> PROBLEM STATEMENT
Please report every line from the material that contains the word "header".

> DATA FOR ANALYSIS
▼
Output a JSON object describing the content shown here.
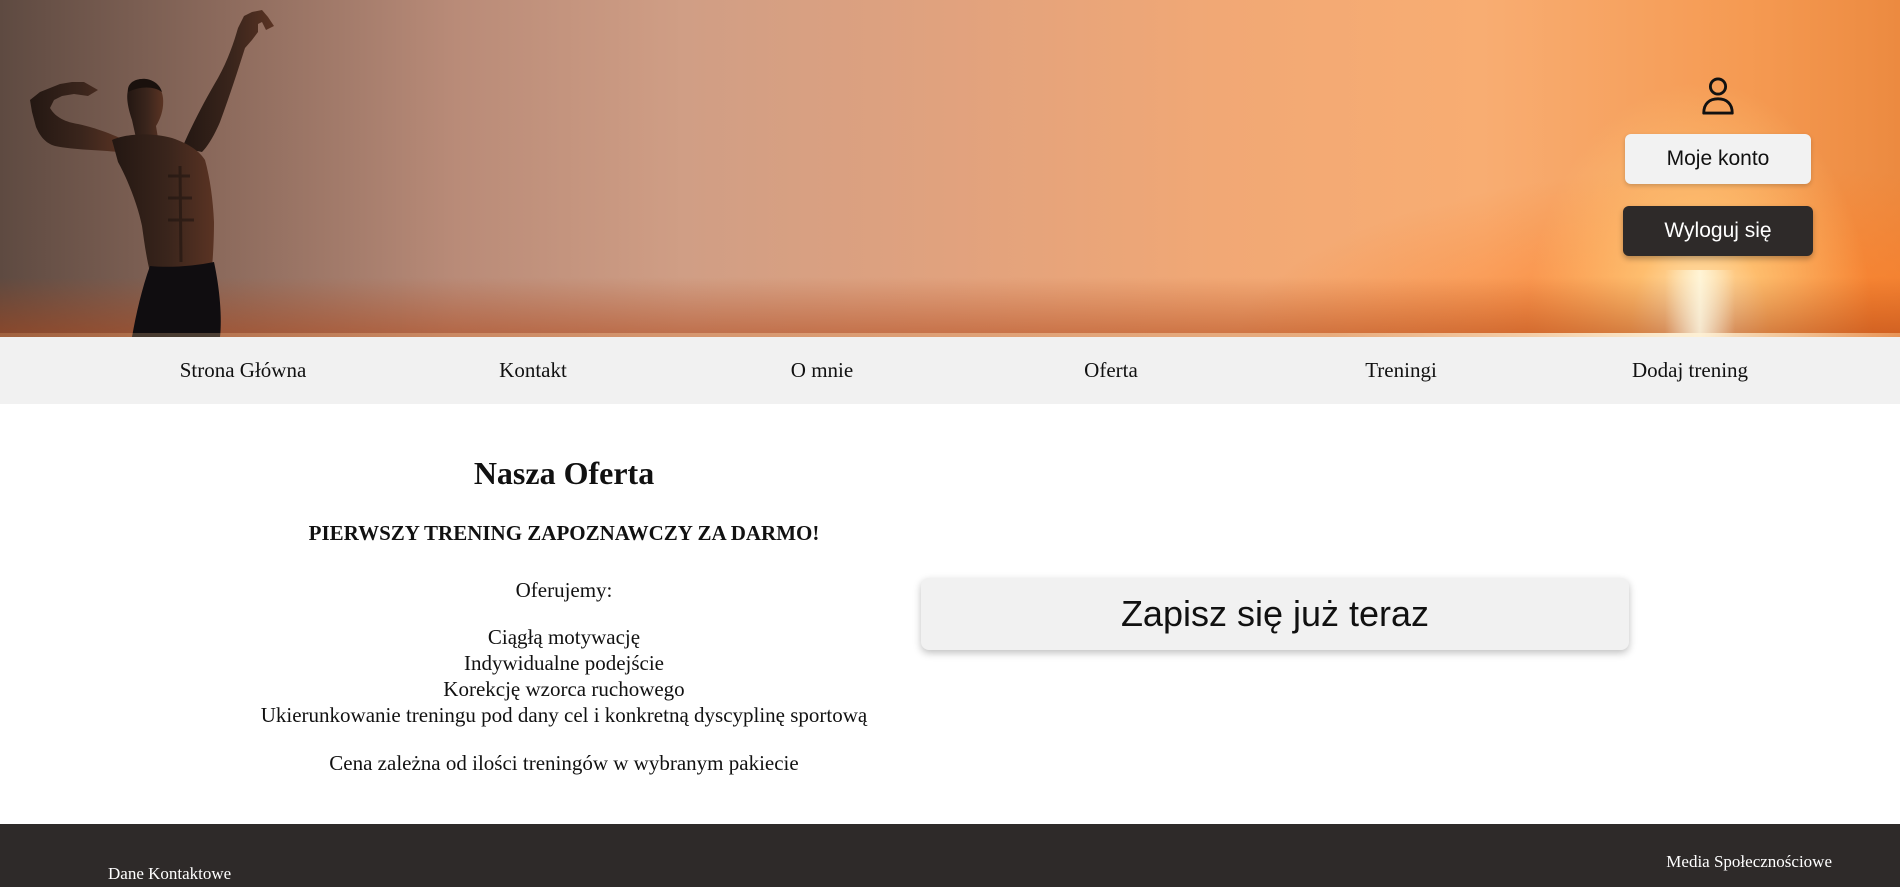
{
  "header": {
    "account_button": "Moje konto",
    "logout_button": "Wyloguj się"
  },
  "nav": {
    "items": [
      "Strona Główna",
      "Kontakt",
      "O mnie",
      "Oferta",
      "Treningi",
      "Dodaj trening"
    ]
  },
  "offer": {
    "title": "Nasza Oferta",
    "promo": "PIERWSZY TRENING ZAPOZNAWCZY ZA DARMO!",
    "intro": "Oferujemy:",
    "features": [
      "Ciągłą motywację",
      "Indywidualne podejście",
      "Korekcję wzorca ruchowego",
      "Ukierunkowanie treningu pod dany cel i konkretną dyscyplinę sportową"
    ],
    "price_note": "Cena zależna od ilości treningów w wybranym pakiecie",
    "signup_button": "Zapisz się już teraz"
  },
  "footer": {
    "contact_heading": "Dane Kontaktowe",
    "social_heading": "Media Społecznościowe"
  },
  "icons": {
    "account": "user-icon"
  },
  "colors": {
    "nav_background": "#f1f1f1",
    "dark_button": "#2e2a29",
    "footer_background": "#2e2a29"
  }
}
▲
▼
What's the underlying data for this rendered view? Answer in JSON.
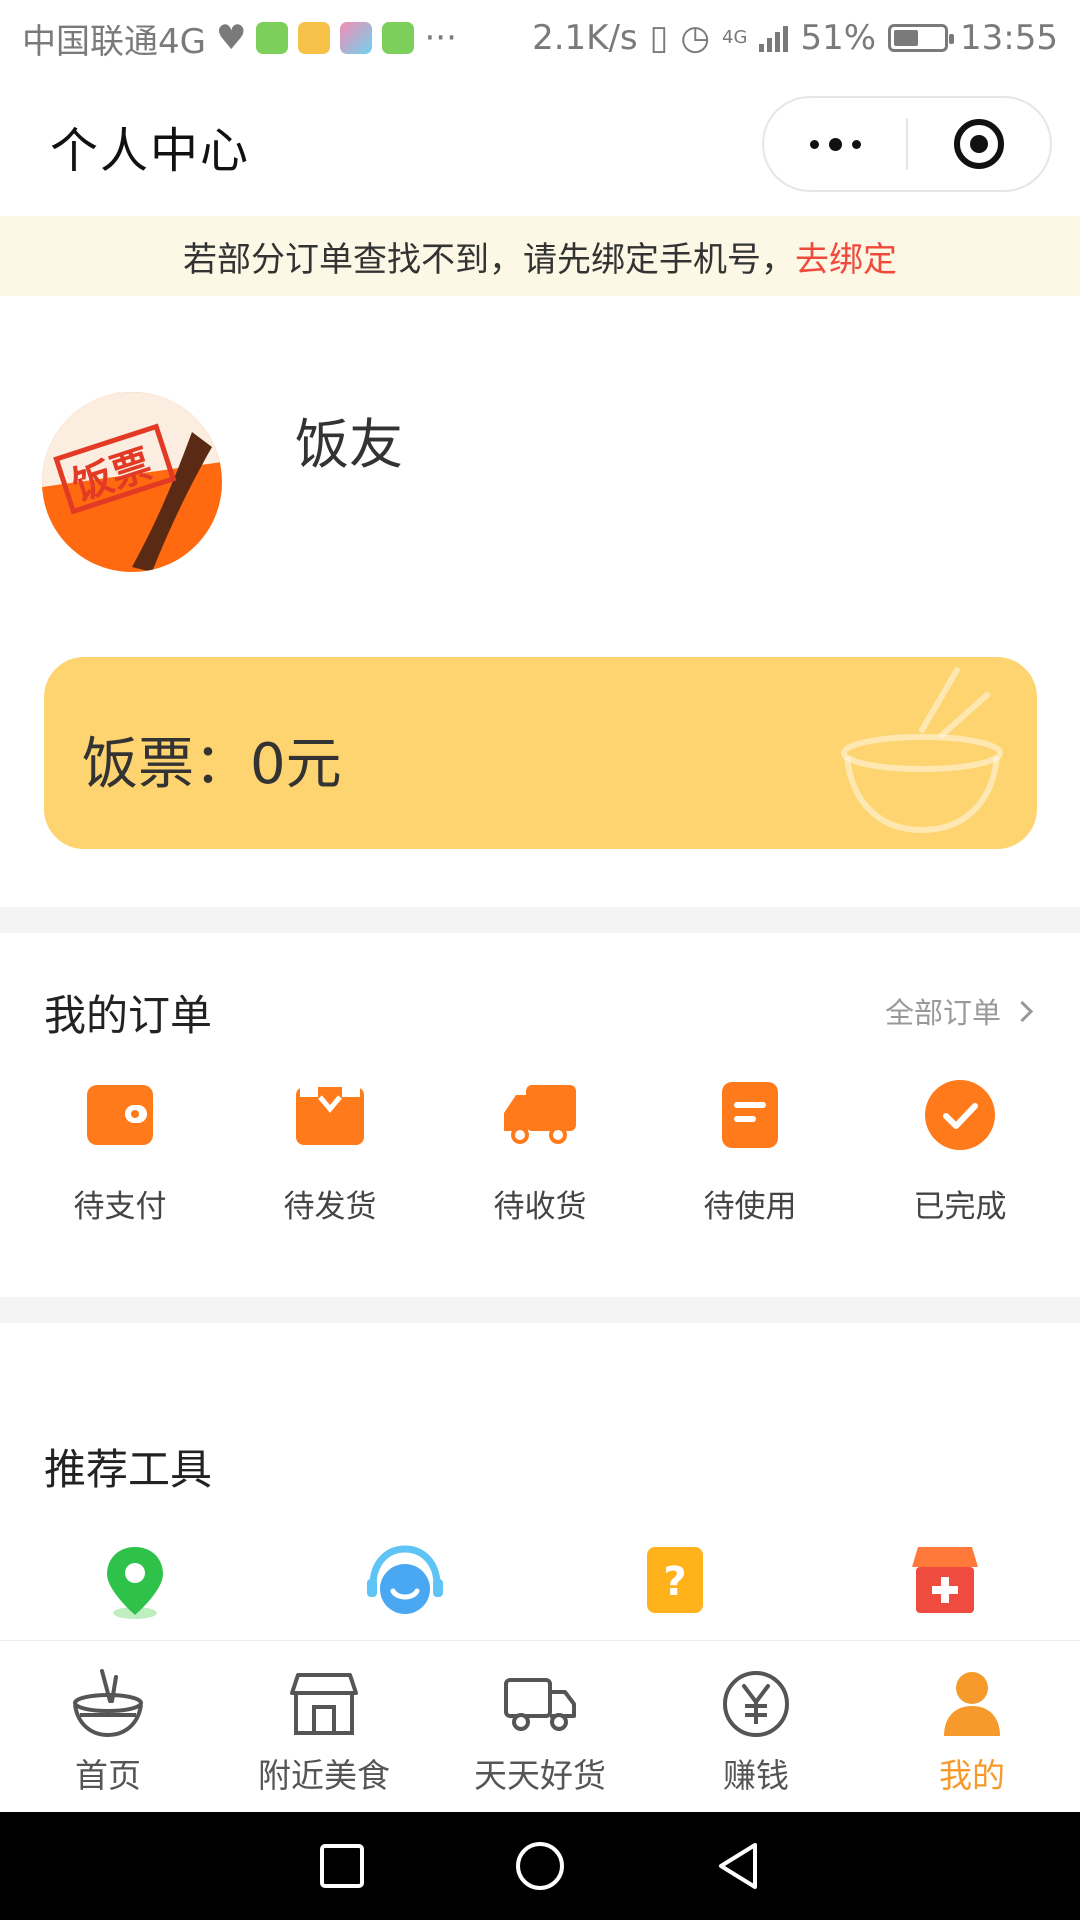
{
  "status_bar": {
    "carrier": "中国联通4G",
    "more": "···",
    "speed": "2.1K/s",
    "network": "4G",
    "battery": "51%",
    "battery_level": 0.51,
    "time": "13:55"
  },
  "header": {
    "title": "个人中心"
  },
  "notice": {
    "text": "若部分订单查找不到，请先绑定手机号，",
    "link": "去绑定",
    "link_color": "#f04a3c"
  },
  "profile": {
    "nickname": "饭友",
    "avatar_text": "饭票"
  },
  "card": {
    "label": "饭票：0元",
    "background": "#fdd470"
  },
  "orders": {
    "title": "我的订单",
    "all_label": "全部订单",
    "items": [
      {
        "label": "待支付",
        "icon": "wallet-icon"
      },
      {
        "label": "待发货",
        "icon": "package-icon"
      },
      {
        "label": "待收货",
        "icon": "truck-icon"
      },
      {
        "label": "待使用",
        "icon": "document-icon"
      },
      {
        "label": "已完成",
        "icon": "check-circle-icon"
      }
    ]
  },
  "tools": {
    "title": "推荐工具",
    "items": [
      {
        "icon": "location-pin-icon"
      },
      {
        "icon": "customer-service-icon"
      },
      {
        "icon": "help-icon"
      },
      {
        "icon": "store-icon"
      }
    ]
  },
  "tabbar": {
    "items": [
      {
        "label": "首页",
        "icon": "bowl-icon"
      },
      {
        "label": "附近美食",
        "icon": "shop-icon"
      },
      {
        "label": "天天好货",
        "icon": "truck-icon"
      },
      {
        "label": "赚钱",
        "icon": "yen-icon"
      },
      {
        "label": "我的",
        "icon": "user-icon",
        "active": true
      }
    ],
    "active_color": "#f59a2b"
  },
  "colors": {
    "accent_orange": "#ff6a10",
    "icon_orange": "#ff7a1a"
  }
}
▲
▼
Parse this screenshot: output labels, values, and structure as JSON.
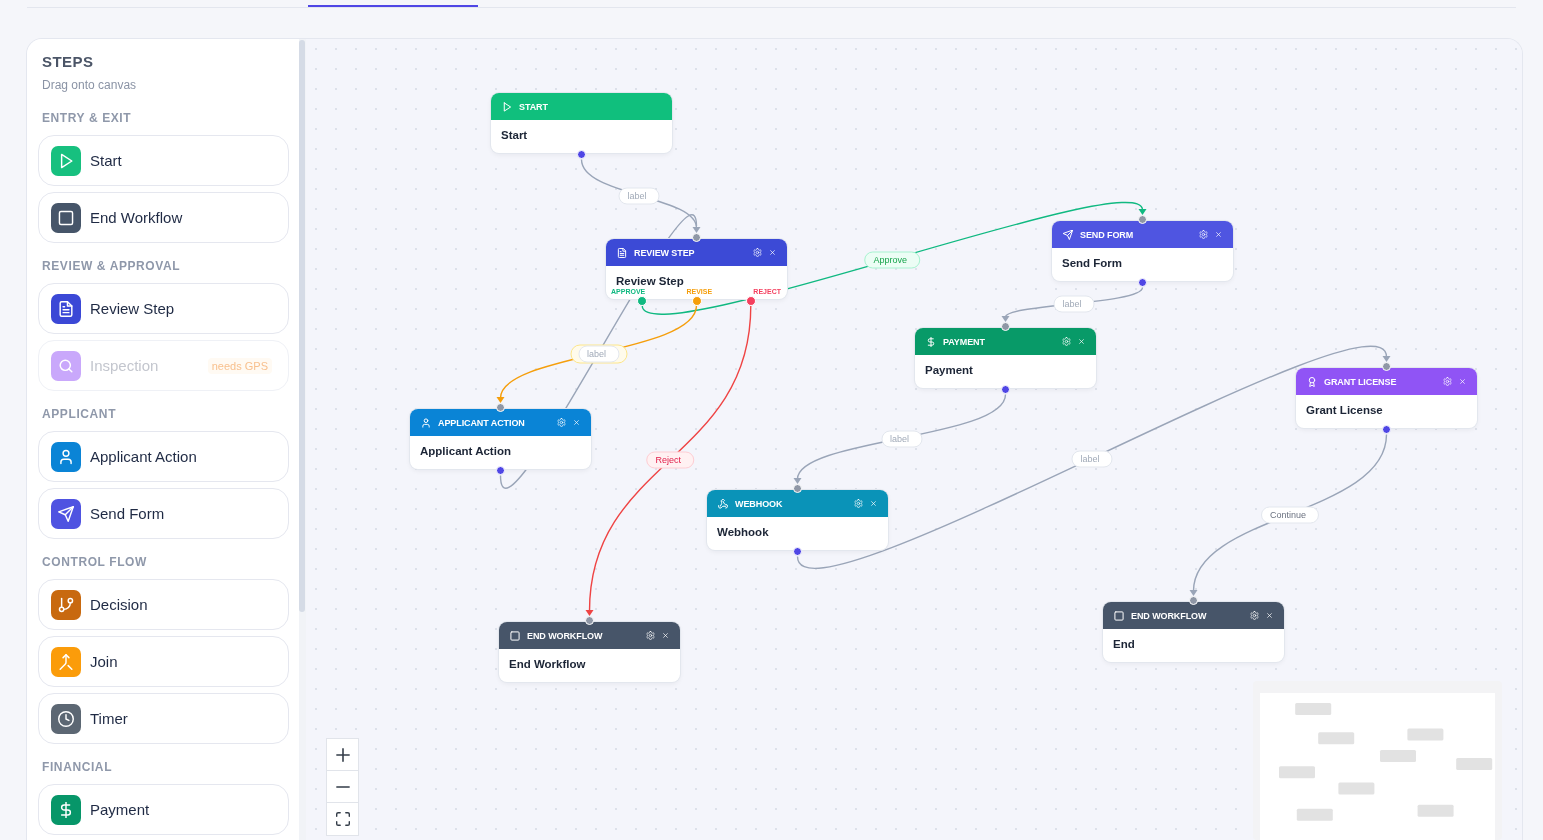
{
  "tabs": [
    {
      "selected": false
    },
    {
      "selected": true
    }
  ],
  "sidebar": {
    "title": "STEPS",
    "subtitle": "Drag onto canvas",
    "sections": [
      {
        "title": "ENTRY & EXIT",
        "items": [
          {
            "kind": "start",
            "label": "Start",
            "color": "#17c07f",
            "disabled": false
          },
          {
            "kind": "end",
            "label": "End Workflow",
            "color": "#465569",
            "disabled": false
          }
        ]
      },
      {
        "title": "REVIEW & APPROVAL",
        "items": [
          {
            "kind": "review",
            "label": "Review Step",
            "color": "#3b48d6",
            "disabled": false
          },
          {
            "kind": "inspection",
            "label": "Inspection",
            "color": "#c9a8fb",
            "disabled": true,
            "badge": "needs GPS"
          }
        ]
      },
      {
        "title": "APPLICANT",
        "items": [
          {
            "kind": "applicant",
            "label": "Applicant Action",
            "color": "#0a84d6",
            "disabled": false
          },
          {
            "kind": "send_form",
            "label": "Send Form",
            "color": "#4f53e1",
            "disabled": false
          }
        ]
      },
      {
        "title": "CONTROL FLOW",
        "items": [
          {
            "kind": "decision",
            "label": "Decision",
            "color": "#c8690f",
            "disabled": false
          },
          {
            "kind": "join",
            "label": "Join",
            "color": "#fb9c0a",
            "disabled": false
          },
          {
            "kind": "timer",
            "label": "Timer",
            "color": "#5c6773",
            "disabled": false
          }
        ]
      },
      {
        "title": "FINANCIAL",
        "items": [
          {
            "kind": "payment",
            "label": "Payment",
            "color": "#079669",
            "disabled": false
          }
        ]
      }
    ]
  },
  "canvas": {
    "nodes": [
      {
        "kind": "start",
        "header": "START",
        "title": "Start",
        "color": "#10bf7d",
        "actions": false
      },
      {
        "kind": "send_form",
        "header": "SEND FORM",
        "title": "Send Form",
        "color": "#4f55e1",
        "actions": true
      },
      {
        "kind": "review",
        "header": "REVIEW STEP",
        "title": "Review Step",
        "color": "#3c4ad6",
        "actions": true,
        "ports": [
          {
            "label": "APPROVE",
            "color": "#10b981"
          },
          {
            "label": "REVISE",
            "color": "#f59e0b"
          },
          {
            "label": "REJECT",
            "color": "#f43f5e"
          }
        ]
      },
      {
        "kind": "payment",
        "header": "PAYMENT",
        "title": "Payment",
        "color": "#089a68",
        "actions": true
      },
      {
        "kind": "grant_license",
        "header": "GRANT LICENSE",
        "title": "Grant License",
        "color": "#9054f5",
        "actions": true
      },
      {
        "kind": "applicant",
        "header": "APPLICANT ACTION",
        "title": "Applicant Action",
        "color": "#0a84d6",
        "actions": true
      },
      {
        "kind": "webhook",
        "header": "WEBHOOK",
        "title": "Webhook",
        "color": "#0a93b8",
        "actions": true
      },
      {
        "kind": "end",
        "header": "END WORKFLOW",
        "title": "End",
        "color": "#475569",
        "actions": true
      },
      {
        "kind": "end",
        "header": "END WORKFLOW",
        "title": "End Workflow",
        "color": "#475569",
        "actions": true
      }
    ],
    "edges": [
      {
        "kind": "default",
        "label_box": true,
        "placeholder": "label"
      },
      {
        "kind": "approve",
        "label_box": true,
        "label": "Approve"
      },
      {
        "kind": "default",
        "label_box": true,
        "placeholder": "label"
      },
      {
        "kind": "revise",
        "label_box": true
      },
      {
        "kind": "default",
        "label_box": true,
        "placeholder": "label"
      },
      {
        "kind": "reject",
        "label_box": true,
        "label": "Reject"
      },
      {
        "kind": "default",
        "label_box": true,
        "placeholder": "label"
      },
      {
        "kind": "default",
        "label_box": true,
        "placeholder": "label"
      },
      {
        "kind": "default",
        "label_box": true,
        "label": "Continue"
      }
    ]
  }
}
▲
> PROBLEM SOLUTION
  "header": {
  "header": {
        "header": "START",
        "header": "SEND FORM",
        "header": "REVIEW STEP",
        "header": "PAYMENT",
        "header": "GRANT LICENSE",
        "header": "APPLICANT ACTION",
        "header": "WEBHOOK",
        "header": "END WORKFLOW",
        "header": "END WORKFLOW",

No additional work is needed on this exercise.